Tribal traditions and three girls’ gruesome demise

Tribal traditions and three girls’ gruesome demise

ISLAMABAD — Their only offence was to try to marry the men they loved. Their tribe, however, saw it as an affront to its honour. The three teenage girls were kidnapped, taken to a remote area, and shot. Then, still alive, they were dragged bleeding to a ditch, where they were covered in earth and stones, suffocating the remaining life out of them.

Although so-called honour killings are not unusual, burying the victims alive is extreme even by Pakistani tribal standards. The brutal treatment meted out to the girls, aged between 16 and 18, was meant not only to revive the respect of the Umrani tribe, but serve as a warning.

“A proper burial is considered very important. Depriving them [the girls] of an honourable burial is to make sure others learn the lesson,” said Samar Minallah, a human-rights activist who investigated the killings. “But never in Pakistan’s history have we seen the perpetrators of such crimes punished.”

Under tribal tradition, marriages are carefully arranged by elders. Marrying without permission is considered an insult to the honour of the tribe.

Although news of the gruesome killings has only just filtered out from Baluchistan, a remote and lawless province, 1½ months has passed since the girls’ deaths and no one has been arrested. The Human Rights Commission of Pakistan, an independent organization, said that for a month the local police refused its attempts to register a criminal complaint over the case.

A cover-up is suspected. According to several accounts, the brother of a provincial minister, a member of the ruling Pakistan Peoples Party, oversaw the killings, and the girls were abducted by a group of men driving Baluchistan government vehicles. Local grandees officiate over tribal “justice,” the same notables who are typically members of parliament in rural Pakistan.

In Pakistan’s national parliament, the killings were defended by several male legislators from Baluchistan. A senator from Baluchistan, Israrullah Zehri, said on Friday that “this action was carried out according to tribal traditions,” a view backed up by others, who attacked a woman senator who had raised the case.

“These are centuries-old traditions and I will continue to defend them,” Mr. Zehri added over the weekend. “Only those who indulge in immoral acts should be afraid.”

The girls were killed in the Naseerabad district of Baluchistan. Human Rights Watch, the international campaigning group, has conducted its own probe.
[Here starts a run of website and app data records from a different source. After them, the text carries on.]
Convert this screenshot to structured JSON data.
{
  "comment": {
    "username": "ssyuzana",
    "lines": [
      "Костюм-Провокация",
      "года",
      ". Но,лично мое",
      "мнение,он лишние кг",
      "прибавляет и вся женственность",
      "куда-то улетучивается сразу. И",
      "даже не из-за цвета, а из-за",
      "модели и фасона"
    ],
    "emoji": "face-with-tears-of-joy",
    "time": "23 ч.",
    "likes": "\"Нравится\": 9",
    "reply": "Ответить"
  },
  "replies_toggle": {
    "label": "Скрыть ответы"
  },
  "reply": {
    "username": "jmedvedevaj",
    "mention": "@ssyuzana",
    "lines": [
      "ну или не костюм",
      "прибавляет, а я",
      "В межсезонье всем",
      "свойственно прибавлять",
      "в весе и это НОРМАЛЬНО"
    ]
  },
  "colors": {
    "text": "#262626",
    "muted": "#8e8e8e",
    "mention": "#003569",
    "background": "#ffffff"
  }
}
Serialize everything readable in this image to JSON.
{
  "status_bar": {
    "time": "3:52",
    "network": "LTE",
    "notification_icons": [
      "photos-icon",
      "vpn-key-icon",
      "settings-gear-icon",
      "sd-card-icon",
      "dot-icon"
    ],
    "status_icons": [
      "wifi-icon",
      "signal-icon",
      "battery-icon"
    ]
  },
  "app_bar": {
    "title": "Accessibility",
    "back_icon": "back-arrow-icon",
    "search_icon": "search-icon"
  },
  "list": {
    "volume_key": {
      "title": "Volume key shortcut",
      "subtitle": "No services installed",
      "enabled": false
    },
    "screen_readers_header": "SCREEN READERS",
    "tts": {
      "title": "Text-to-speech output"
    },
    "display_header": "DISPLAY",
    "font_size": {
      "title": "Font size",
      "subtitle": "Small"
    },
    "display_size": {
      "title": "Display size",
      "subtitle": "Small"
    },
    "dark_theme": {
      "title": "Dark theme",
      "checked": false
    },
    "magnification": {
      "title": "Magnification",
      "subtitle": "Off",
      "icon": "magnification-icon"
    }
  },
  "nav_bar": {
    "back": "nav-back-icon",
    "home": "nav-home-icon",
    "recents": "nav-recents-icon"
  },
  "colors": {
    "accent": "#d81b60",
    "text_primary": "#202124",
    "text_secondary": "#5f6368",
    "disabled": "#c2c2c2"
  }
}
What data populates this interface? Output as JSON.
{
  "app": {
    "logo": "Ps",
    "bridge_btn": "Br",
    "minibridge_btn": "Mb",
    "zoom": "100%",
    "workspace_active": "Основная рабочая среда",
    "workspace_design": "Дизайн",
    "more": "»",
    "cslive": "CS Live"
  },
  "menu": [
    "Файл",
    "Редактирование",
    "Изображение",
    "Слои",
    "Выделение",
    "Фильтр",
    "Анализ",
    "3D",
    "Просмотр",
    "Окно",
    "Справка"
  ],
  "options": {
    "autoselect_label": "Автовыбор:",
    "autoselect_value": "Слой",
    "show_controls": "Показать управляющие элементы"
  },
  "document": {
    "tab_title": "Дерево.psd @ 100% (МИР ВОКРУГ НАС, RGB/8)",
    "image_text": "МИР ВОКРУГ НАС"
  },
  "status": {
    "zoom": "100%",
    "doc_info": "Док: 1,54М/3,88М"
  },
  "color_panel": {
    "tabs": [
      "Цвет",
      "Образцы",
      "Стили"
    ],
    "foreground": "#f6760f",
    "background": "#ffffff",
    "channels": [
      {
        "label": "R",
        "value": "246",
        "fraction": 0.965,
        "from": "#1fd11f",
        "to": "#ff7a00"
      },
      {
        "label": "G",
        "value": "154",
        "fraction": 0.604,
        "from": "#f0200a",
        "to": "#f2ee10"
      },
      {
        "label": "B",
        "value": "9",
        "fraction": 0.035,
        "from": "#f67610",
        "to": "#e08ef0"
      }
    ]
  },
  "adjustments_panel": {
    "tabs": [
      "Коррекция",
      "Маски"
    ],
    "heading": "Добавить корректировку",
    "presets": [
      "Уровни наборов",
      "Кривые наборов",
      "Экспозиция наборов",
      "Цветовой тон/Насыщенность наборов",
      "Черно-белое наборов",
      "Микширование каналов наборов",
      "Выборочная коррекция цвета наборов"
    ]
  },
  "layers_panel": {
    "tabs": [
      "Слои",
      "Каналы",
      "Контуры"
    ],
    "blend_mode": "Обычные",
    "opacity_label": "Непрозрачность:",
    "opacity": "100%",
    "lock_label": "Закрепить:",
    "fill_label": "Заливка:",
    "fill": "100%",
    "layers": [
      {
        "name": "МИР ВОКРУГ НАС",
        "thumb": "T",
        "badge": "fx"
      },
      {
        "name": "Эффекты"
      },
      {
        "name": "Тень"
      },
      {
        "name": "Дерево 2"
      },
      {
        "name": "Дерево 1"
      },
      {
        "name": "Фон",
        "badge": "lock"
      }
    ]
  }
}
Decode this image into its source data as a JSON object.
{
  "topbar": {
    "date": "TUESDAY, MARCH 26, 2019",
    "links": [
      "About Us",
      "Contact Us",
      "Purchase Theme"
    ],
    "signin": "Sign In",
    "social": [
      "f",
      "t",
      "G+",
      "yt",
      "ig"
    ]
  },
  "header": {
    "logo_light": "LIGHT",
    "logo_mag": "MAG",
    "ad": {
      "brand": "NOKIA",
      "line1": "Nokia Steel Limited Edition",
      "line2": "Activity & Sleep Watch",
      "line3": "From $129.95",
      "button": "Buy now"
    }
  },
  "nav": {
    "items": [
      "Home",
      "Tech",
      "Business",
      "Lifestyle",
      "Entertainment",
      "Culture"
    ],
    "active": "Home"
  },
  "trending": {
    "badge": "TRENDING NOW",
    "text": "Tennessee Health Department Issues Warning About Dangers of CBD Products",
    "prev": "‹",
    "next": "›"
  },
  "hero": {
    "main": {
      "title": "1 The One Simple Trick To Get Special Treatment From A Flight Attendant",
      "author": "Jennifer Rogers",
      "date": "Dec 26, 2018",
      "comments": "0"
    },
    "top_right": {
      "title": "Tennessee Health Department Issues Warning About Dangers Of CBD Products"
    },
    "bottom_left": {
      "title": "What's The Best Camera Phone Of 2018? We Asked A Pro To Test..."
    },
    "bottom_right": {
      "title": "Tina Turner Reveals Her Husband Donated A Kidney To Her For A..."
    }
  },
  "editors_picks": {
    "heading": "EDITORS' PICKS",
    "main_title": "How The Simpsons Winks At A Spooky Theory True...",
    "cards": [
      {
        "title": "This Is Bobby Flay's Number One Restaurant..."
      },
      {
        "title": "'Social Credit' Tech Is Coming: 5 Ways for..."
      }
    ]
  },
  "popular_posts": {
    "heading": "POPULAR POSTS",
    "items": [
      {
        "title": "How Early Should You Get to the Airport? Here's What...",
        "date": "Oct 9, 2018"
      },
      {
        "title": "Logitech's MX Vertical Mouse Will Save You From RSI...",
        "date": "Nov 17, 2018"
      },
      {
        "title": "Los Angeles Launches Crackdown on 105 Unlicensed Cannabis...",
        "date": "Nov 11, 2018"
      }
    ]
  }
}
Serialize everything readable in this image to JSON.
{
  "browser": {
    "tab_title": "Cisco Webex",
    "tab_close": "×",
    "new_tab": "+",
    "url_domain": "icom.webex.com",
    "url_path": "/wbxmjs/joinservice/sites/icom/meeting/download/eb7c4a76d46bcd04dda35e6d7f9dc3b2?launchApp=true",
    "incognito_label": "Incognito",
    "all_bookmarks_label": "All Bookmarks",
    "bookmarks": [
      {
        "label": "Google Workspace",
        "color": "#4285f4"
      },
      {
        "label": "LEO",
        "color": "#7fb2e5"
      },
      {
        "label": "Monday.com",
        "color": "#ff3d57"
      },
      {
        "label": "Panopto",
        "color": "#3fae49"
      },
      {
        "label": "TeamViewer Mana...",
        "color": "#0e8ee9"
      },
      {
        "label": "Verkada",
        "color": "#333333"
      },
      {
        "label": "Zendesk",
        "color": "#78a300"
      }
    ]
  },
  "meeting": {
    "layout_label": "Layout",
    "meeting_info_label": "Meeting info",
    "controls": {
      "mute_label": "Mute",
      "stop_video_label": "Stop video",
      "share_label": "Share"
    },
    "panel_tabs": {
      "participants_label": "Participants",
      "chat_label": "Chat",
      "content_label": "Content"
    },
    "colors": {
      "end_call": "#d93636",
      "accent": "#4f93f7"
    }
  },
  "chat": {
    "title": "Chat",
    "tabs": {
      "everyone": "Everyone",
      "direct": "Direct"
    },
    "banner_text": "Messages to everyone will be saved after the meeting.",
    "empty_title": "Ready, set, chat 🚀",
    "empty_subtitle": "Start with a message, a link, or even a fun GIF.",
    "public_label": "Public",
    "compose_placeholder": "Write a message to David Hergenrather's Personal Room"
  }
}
“This is a heinous criminal offence,” said Ali Dayan Hasan, of Human Rights Watch. “We have corroborated it and cross-corroborated it, but the second the police admit it happened, it would trigger an investigation.”